ARST 6610 - Law, Ethics and Archives (3-0-3)

Investigation of legal and ethical issues based on laws, regulations, rules, and cultural practices. Examination of the legal basis of access to records, rights of privacy and publicity, and use of records in legal proceedings. Emphasis on intellectual property rights, including copyrights and cultural property rights. In-depth discussion of professional expectations for ethical conduct and the core values of the archival profession. Prerequisite: ARST 5000 Sample syllabus

ARST 6620 - Managing Archives (3-0-3)

Introduction to general management principles and practices intended for archivists working in all types of organizations. Investigation of archivists' responsibility to document and preserve cultural memory. Topics include planning, budgeting, organizational theory, staffing, leadership, facilities, grant writing, budget and finances, and communication. Discussion of collaborative partnerships and relationships with information technologists, stakeholders, boards of directors, resource allocators, and others. Prerequisite: ARST 5000, ARST 5200, ARST 5300, ARST 5500

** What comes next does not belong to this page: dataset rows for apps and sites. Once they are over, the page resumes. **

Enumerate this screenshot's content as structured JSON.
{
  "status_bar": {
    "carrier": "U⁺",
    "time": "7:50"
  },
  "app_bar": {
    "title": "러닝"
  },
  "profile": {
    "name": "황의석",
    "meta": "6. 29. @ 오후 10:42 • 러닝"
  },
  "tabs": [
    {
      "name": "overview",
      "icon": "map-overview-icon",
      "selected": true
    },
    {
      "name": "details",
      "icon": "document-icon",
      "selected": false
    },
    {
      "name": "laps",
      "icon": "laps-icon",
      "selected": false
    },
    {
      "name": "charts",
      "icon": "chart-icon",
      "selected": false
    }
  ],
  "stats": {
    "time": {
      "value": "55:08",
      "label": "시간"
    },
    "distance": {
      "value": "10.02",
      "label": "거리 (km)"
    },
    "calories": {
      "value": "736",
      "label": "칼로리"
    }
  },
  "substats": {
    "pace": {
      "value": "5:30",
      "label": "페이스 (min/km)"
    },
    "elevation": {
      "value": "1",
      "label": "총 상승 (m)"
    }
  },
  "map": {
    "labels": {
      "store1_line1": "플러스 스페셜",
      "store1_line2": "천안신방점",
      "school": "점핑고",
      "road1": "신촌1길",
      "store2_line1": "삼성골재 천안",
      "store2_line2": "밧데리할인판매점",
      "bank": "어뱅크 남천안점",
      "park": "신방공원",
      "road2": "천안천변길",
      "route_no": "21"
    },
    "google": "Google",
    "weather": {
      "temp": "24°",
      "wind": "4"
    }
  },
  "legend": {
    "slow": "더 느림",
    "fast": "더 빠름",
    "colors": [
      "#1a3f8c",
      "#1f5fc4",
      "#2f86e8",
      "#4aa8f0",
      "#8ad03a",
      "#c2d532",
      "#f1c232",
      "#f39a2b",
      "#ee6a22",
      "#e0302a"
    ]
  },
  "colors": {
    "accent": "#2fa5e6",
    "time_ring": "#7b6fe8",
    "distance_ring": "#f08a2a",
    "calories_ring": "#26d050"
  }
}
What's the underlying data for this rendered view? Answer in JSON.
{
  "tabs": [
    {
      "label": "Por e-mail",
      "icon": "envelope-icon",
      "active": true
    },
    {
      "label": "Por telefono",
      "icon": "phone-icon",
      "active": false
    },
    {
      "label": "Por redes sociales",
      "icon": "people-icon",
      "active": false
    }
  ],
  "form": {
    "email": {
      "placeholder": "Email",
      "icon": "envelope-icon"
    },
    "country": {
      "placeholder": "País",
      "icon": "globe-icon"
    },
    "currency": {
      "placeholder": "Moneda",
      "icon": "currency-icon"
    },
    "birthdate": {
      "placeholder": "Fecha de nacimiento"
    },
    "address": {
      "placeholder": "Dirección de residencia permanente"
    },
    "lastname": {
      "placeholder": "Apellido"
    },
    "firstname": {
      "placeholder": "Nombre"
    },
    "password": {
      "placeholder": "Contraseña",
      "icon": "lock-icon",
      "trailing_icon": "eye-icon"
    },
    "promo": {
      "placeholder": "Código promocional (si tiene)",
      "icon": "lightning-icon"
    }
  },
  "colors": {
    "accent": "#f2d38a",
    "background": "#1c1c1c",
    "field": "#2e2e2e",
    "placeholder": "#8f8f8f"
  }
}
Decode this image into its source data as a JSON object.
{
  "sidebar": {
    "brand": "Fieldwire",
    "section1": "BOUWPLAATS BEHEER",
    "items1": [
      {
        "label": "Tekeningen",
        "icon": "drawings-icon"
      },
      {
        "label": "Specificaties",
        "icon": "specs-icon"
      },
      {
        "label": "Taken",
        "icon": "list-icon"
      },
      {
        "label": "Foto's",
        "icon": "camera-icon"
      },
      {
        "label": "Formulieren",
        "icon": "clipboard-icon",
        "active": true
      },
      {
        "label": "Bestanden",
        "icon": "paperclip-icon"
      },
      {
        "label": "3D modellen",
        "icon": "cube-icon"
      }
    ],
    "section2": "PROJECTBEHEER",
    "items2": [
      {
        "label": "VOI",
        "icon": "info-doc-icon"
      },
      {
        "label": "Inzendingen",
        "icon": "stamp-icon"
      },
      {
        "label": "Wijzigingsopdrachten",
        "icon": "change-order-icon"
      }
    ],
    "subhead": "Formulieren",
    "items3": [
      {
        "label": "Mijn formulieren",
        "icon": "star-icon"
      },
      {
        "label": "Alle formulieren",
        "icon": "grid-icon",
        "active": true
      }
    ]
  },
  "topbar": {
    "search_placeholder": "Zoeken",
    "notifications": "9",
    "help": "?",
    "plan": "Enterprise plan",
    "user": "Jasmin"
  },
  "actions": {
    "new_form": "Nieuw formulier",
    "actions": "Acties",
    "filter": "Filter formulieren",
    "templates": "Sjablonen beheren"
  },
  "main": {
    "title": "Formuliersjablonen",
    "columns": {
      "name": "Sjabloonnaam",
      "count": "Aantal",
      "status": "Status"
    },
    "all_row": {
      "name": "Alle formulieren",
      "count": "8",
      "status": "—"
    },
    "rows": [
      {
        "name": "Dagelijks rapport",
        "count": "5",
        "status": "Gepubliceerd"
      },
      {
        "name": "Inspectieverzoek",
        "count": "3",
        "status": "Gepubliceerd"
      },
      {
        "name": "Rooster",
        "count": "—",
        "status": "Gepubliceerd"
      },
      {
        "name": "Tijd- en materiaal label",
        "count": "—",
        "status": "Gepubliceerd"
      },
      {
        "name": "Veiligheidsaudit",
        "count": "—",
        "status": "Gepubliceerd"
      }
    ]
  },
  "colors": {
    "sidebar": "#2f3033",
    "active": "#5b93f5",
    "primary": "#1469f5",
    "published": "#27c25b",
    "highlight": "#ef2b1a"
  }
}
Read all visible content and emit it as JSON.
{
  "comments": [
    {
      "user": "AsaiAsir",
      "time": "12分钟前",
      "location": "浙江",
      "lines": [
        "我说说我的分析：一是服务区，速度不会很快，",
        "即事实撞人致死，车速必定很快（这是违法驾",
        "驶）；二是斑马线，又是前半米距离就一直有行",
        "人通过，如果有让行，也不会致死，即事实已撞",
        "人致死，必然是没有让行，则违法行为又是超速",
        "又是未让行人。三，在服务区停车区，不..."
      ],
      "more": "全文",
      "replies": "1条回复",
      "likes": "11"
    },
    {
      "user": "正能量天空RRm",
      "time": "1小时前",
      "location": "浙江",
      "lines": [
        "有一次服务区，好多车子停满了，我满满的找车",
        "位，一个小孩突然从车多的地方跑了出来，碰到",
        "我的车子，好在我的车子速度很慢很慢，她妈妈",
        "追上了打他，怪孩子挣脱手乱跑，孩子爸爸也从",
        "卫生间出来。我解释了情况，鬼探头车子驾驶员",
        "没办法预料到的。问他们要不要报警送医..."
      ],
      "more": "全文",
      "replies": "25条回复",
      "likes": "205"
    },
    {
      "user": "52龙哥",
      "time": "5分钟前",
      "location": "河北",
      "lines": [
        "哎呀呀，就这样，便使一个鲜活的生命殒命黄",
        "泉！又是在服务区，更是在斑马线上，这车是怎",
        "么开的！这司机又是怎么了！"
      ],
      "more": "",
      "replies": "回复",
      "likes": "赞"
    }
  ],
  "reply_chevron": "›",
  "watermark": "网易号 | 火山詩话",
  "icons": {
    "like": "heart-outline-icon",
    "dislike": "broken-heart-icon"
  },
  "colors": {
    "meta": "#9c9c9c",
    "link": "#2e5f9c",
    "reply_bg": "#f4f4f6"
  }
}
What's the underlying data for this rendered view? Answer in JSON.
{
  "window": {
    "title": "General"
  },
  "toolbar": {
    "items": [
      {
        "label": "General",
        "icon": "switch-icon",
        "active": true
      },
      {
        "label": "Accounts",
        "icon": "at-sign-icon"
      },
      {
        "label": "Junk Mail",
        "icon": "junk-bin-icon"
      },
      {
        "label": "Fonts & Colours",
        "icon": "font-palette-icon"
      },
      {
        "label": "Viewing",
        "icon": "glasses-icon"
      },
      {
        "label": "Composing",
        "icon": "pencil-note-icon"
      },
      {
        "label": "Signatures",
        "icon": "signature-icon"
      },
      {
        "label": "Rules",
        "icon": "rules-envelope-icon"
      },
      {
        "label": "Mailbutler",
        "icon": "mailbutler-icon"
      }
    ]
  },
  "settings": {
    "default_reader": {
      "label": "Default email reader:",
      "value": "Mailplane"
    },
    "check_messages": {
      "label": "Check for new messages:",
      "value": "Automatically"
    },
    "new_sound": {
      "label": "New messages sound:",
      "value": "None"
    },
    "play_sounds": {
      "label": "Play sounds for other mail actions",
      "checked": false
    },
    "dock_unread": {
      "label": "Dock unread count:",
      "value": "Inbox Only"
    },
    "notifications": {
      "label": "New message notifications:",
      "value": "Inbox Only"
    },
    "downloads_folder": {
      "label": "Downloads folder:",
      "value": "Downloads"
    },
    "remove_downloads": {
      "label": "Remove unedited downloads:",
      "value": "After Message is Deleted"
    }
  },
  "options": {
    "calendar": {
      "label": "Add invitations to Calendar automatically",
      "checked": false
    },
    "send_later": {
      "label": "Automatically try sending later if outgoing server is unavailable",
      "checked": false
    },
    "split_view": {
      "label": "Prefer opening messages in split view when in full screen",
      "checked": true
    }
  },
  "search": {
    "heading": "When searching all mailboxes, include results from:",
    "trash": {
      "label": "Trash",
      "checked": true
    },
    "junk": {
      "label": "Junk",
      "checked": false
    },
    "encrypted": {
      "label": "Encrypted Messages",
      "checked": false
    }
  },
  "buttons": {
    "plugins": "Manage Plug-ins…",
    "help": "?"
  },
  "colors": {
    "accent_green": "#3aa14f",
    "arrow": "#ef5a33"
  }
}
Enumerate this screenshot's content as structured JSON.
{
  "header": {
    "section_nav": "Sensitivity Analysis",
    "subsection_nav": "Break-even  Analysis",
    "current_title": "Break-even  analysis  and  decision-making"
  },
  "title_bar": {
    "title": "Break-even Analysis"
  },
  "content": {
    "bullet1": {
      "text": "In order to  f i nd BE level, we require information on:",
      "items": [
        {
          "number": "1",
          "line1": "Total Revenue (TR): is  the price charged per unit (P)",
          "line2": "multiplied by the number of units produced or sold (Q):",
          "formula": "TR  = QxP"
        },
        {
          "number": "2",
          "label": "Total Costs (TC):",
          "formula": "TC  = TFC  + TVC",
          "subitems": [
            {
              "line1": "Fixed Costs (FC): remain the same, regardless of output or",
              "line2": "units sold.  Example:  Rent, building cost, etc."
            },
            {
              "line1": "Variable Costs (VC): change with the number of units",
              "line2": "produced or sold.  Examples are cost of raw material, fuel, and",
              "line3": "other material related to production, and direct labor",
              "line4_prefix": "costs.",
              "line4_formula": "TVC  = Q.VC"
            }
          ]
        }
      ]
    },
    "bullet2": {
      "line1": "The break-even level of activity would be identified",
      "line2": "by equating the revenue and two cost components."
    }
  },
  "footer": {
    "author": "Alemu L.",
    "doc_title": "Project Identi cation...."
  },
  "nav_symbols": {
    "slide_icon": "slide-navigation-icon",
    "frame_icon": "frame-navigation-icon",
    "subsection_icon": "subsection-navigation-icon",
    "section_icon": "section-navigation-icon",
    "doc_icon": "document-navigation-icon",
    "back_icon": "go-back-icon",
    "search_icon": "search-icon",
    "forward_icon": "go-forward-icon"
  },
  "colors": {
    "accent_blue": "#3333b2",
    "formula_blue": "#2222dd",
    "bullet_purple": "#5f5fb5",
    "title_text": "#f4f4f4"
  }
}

ARST 6800 - Research Methods (3-0-3)

Investigation of how research is integral to the archival profession. Explore the fundamental principles and practices of humanities and social science research, including historical interpretations, qualitative and quantitative methods, analysis and evaluation of data from a variety of sources, and making appropriate conclusions. Evaluate archival operations from the perspective of researchers. Pre-requisites: ARST 5000

ARST 6890 - Special Topics in Archival Studies (3-0-3)

Examination of current topics related to archives, including new practices in the core archival functions, the use of technology to facilitate curation, and the impact of new technologies. Prerequisite: Permission of Instructor

ARST 6900 - Internship/Directed Research (3-V-6)

Internships provide practical experience and the observation of the professional work of others in a recognized archival repository under the supervision of an experienced professional archivist. Implement the knowledge acquired by the student in course work as well as provide insight into the basic functions and activities performed by archivists or records personnel. Directed research provides students with an opportunity to investigate some aspect of archives in depth, resulting in a defined project or research paper. Prerequisites: ARST 5000, ARST 6800

ARST 6999 - Thesis (1-V-6)

In-depth examination of some aspect of archives based on original ideas and research, supported by existing scholarship. Prerequisite: Completion of all course work leading to the Masters of Arts in Archival Studies. Prerequisite: ARST 5000, ARST 6800

ITFN 5000 - Intermediate Database Design for Archives (3-0-3)

Building on previous courses, investigate the practical knowledge and skills necessary to produce a well-designed database that enables the timely delivery of accurate information in a useful form. Includes identifying information needs within an organization, specifying user and organizational requirements, constructing a conceptual model for databases, and transforming the conceptualization into a relational data model. Normalize and instantiate the model into a database application using SQL Server. Pre-requisite: ARST 5100, ARST 5110